[Interface dataset entries]:
──────────────────────────────
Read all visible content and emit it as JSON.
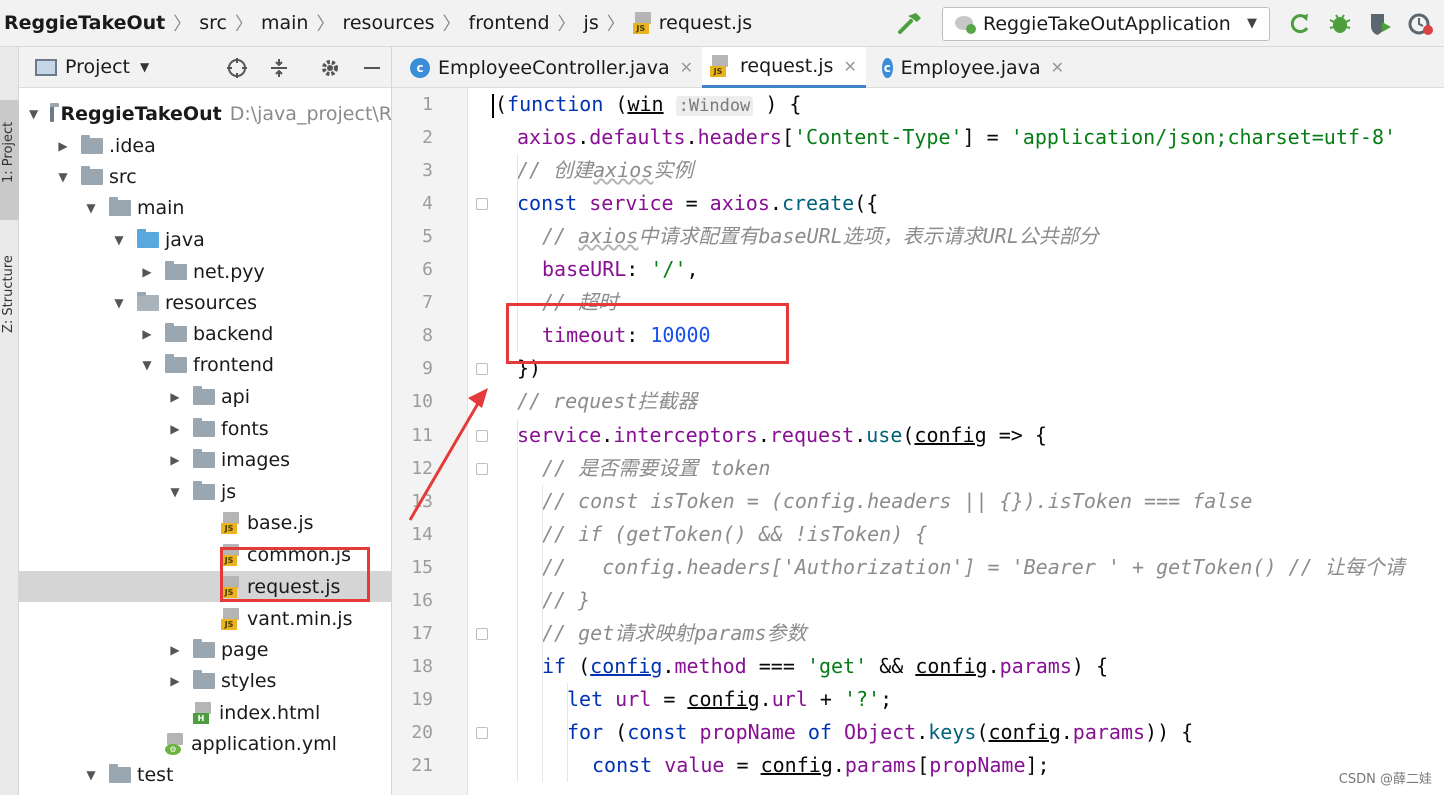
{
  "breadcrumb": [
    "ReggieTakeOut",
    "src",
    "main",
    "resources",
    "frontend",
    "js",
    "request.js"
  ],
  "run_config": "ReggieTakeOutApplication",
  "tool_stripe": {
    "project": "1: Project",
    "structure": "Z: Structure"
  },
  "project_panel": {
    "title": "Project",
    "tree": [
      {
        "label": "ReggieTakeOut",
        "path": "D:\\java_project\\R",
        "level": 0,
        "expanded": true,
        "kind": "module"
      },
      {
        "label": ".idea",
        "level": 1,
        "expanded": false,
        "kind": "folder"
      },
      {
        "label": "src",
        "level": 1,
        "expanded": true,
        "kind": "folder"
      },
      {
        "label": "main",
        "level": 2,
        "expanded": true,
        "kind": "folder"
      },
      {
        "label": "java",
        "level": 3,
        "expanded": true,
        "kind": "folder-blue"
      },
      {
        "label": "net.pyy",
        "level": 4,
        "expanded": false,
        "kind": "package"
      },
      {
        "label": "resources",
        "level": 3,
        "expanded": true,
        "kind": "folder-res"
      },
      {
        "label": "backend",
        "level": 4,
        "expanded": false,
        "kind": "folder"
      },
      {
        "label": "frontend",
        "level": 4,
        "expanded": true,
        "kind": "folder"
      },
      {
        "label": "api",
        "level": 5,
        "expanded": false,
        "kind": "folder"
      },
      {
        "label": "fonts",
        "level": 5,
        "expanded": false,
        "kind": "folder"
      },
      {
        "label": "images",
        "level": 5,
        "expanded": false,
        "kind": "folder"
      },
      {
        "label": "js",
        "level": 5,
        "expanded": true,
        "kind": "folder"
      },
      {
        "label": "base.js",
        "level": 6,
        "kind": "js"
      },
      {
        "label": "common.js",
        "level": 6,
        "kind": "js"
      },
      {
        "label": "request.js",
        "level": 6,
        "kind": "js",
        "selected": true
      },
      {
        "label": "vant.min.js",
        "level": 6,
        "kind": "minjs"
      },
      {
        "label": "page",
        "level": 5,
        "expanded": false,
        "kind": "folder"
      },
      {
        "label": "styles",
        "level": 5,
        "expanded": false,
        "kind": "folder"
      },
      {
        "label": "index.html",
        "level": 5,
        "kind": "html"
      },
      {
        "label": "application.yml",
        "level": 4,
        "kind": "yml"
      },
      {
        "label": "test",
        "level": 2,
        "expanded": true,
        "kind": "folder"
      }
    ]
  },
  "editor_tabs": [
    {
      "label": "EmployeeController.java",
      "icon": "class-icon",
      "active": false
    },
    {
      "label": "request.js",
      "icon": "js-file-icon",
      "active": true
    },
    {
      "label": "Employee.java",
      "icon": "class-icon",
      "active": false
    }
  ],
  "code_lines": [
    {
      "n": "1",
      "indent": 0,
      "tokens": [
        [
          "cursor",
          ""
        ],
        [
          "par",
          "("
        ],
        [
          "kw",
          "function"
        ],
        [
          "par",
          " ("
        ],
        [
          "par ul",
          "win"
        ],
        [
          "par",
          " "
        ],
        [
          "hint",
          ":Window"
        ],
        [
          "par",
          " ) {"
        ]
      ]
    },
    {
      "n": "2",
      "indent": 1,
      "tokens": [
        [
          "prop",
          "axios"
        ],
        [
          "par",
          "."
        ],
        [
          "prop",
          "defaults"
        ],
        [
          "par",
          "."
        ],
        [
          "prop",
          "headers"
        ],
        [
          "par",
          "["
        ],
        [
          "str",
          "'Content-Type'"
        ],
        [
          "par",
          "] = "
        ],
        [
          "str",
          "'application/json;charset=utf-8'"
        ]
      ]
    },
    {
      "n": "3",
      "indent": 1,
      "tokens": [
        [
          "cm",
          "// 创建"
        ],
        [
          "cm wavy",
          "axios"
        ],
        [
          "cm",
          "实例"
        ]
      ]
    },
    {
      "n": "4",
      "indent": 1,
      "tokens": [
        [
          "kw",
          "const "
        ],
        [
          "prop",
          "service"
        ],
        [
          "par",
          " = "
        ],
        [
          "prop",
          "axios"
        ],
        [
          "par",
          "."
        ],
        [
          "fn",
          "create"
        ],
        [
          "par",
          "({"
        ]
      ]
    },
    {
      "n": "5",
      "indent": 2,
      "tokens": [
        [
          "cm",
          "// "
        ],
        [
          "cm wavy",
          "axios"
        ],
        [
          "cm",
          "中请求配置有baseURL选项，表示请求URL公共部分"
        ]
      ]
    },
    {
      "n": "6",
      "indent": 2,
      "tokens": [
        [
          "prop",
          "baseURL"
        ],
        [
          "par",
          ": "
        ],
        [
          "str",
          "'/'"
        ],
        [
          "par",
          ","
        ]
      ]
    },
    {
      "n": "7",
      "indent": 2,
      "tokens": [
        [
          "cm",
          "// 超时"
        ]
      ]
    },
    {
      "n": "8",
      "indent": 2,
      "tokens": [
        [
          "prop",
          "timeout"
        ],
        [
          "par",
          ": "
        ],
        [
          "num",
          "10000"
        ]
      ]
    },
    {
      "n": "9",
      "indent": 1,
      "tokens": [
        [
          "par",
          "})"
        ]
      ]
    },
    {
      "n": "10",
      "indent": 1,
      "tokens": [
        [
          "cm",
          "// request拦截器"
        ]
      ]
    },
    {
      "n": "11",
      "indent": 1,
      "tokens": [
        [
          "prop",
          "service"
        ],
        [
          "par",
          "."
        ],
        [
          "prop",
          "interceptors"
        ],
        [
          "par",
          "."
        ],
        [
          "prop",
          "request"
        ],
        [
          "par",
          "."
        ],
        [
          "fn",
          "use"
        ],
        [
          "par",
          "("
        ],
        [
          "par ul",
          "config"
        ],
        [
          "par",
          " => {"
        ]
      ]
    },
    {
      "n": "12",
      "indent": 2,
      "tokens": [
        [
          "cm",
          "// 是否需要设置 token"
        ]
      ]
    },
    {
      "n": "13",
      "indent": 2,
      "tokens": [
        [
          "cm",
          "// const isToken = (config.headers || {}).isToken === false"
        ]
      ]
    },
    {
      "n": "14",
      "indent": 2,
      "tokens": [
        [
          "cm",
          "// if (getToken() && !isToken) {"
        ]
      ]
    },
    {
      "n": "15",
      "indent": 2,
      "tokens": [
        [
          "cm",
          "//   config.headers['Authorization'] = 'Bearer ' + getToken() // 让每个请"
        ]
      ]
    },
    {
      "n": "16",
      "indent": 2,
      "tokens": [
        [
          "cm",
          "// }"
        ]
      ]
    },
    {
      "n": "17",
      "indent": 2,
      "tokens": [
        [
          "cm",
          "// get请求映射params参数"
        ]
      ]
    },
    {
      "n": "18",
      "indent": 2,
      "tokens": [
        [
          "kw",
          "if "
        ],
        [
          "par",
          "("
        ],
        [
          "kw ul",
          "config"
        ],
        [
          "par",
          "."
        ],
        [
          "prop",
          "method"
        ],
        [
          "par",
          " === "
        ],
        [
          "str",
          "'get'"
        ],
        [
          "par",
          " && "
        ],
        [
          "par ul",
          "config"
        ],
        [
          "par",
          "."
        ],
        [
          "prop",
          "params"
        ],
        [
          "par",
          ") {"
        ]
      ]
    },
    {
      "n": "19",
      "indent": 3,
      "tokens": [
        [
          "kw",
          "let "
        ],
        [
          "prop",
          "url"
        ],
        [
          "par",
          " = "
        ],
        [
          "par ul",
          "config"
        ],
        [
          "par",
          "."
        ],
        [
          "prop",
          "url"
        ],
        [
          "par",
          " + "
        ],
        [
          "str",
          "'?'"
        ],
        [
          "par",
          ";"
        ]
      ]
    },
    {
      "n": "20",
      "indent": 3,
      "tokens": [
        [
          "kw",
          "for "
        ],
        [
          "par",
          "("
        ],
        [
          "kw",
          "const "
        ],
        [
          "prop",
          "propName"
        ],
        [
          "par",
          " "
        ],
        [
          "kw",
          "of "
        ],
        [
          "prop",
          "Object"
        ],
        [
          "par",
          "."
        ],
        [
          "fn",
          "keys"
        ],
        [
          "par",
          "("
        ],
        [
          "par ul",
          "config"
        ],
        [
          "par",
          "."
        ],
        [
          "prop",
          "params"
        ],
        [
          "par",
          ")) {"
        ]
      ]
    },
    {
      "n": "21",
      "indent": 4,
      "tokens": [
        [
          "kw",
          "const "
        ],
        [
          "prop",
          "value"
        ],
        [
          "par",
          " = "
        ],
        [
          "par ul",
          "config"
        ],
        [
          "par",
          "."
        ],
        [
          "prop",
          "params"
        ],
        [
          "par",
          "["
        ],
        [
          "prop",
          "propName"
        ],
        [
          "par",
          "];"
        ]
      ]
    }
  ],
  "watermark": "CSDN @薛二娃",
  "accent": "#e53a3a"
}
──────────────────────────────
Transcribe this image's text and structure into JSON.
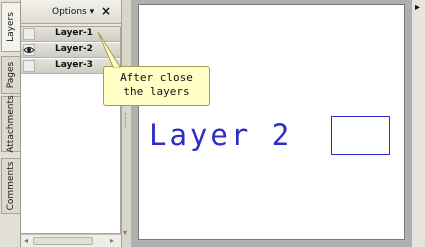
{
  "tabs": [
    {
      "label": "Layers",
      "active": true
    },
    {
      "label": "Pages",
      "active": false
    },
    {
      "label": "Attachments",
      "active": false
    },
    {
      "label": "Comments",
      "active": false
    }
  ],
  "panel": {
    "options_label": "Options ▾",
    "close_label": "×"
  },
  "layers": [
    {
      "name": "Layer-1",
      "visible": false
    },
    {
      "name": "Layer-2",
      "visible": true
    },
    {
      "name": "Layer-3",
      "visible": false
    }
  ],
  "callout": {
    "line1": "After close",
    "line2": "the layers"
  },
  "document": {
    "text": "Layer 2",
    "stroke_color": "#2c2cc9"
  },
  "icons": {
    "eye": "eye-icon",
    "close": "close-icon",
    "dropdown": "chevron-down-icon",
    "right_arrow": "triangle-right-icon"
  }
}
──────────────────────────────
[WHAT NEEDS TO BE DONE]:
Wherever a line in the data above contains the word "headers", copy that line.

[EXERCISE OUTPUT]:
          "headers"
          "// const isToken = (config.headers || {}).isToken === false"
          "//   config.headers['Authorization'] = 'Bearer ' + getToken() // 让每个请"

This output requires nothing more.